Race, according to the scientists, is a "social construct" that is derived from people self-identifying with races based on physical appearance. Furthermore, there is no genetics-based support for claiming one group superior to another, expound the researchers.

Credit: Youtube/Museum of the Moving Image

White supremacists chugging milk. NYC. 2017.

The need for actual geneticists to take a stand is driven by the spread of racial purity myths that have been soundly disproven by science. Unexpectedly, one such strange idea taking hold relates to drinking milk. Some white nationalists believe that the ability to digest lactose in milk is somehow a characteristic of racial identity. They twist genetic research to conclude that it's a trait of white people to drink and digest milk. And if you're not able to do it, you might as well go back to where you came from. This tends to be especially directed at people of African ancestry, writes Amy Harmon in the New York Times.

This kind of bizarre thinking led to the phenomenon of milk chugging, whereby gathered white supremacists down gallons of milk. Of course, it bears pointing out that lactase - the enzyme that breaks down milk is not specific to white people and is found in 35% of the world's population.

Other racist misuses of genetics include the tropes of "natural" racial hierarchies - this kind of thinking was employed to justify slavery, the American eugenics movement, and the "racial hygiene" laws of the Nazis.

To continue debunking such ideas, the society of geneticists encourages its members to become more active politically and socially to "reflect their values".

You can read their statement in the American Journal of Human Genetics.

Stand up against religious discrimination – even if it’s not your religion

As religious diversity increases in the United States, we must learn to channel religious identity into interfaith cooperation.

Sponsored by Charles Koch Foundation
  • Religious diversity is the norm in American life, and that diversity is only increasing, says Eboo Patel.
  • Using the most painful moment of his life as a lesson, Eboo Patel explains why it's crucial to be positive and proactive about engaging religious identity towards interfaith cooperation.
  • The opinions expressed in this video do not necessarily reflect the views of the Charles Koch Foundation, which encourages the expression of diverse viewpoints within a culture of civil discourse and mutual respect.
Keep reading Show less

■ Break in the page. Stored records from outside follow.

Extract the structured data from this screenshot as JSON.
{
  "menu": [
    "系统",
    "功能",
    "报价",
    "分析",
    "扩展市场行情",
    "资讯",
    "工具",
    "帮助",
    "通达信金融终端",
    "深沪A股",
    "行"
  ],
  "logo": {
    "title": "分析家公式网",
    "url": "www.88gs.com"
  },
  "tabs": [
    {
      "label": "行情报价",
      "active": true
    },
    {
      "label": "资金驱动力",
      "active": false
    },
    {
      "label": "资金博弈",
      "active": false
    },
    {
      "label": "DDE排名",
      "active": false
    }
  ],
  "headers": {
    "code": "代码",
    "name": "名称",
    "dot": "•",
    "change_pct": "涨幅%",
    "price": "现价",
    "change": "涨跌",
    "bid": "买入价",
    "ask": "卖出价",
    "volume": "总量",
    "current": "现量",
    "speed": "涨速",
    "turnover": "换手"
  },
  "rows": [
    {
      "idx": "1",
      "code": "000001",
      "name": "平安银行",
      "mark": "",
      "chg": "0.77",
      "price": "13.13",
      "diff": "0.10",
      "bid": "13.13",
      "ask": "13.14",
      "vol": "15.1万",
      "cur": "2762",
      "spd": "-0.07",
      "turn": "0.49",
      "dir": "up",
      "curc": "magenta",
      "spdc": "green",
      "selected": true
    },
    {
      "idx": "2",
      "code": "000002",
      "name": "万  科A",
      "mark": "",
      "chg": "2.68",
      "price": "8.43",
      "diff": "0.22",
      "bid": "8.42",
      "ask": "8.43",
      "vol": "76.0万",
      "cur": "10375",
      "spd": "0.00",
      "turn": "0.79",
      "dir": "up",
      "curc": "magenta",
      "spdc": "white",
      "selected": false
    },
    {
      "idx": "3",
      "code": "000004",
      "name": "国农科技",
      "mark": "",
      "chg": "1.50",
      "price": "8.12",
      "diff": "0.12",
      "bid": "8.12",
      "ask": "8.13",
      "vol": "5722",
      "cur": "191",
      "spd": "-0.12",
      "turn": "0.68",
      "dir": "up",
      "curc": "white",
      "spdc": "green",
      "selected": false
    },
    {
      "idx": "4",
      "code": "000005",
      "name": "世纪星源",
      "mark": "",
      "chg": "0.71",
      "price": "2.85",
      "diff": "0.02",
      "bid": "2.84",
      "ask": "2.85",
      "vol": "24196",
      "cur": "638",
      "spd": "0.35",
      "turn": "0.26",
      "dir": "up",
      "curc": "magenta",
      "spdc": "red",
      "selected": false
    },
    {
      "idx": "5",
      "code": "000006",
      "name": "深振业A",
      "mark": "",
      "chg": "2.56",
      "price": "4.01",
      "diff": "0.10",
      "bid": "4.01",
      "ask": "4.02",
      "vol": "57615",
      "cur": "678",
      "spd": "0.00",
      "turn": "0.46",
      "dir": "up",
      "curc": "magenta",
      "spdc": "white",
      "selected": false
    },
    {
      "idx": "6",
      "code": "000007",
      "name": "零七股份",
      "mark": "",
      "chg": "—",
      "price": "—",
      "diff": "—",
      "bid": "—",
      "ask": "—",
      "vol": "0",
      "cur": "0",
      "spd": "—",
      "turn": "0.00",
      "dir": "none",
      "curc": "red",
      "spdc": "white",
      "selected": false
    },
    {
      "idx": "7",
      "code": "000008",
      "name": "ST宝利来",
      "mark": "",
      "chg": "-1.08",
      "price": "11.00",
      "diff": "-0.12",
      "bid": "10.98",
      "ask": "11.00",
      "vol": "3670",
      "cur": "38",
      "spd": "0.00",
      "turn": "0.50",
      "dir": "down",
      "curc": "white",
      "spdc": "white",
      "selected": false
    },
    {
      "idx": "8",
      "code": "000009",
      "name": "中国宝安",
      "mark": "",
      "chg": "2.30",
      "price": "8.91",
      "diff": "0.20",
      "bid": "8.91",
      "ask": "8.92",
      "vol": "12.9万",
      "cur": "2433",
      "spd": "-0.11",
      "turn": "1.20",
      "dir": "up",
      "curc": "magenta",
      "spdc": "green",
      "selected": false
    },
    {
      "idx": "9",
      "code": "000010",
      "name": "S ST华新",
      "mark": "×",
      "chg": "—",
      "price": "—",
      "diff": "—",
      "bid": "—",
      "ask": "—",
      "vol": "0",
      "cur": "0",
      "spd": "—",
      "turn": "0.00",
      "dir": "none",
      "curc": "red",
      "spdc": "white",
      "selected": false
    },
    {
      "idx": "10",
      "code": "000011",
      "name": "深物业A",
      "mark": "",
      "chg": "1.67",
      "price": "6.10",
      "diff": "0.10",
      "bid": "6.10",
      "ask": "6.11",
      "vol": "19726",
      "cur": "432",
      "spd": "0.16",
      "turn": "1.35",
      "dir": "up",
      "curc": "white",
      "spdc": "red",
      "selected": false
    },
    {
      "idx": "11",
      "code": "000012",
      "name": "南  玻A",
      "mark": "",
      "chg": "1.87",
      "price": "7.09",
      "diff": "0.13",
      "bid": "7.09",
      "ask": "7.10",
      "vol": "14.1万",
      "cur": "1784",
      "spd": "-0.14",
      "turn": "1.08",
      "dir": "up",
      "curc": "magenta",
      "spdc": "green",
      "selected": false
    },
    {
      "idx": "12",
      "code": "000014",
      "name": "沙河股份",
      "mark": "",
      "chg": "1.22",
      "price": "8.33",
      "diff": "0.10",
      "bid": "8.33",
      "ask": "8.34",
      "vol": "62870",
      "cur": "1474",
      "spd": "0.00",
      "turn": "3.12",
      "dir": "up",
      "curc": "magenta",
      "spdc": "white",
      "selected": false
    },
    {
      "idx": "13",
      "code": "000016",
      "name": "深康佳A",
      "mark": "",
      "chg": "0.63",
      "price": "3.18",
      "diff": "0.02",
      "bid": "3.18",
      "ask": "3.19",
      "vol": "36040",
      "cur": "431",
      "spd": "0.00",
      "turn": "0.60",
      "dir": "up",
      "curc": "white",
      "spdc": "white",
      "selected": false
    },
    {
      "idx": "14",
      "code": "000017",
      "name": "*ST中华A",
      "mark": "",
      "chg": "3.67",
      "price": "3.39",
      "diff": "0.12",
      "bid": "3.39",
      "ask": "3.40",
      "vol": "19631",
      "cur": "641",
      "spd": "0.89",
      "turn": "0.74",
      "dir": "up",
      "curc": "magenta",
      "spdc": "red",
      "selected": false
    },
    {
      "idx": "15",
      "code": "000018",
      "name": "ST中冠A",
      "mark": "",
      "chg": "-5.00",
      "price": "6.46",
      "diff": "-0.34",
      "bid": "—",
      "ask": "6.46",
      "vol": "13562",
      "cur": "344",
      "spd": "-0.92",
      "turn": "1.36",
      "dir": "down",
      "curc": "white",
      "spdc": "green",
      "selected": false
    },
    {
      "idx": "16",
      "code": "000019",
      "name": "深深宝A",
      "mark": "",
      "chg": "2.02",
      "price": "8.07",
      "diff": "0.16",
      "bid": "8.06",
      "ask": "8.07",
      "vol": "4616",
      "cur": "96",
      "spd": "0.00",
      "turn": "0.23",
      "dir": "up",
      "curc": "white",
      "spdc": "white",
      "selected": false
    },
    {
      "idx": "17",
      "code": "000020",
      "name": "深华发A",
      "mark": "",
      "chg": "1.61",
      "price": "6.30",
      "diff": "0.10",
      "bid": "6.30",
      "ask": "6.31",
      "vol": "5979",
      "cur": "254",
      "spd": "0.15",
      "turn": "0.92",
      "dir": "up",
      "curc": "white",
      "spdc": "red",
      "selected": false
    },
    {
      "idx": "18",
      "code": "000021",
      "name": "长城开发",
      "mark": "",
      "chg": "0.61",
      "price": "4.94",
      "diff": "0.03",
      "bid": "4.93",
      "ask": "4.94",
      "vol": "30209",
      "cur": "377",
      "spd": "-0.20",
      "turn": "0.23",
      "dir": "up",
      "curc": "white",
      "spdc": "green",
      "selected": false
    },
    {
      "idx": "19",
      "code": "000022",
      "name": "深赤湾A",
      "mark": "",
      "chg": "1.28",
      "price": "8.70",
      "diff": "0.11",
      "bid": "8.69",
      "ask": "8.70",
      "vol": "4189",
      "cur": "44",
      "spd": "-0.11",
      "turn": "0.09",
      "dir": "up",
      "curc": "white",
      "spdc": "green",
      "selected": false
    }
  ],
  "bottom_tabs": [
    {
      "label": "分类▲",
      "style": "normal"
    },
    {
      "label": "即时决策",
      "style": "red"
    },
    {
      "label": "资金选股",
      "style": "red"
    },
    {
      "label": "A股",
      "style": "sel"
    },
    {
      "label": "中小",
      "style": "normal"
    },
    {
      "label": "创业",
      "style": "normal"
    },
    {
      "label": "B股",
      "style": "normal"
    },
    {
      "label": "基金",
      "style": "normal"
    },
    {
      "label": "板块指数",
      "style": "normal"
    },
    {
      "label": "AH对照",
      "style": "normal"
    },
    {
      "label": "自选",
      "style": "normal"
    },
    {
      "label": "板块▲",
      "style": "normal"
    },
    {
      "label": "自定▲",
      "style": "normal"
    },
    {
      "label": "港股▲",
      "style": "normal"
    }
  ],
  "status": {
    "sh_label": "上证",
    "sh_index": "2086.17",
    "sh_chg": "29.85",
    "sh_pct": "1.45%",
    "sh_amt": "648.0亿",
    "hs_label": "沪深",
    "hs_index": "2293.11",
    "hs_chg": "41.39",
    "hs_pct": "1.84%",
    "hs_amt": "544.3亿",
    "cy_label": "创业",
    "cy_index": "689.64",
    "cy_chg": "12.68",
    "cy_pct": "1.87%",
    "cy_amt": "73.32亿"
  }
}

Moon landing astronauts reveal they possibly infected Earth with space germs

Two Apollo 11 astronauts question NASA's planetary safety procedures.

Credit: Bettmann, Getty Images.
Surprising Science
  • Buzz Aldrin and Michael Collins revealed that there were deficiencies in NASA's safety procedures following the Apollo 11 mission.
  • Moon landing astronauts were quarantined for 21 days.
  • Earth could be contaminated with lunar bacteria.
Keep reading Show less

NASA's idea for making food from thin air just became a reality — it could feed billions

Here's why you might eat greenhouse gases in the future.

Jordane Mathieu on Unsplash
Technology & Innovation
  • The company's protein powder, "Solein," is similar in form and taste to wheat flour.
  • Based on a concept developed by NASA, the product has wide potential as a carbon-neutral source of protein.
  • The man-made "meat" industry just got even more interesting.
Keep reading Show less

Where the evidence of fake news is really hiding

When it comes to sniffing out whether a source is credible or not, even journalists can sometimes take the wrong approach.

Sponsored by Charles Koch Foundation
  • We all think that we're competent consumers of news media, but the research shows that even journalists struggle with identifying fact from fiction.
  • When judging whether a piece of media is true or not, most of us focus too much on the source itself. Knowledge has a context, and it's important to look at that context when trying to validate a source.
  • The opinions expressed in this video do not necessarily reflect the views of the Charles Koch Foundation, which encourages the expression of diverse viewpoints within a culture of civil discourse and mutual respect.
Keep reading Show less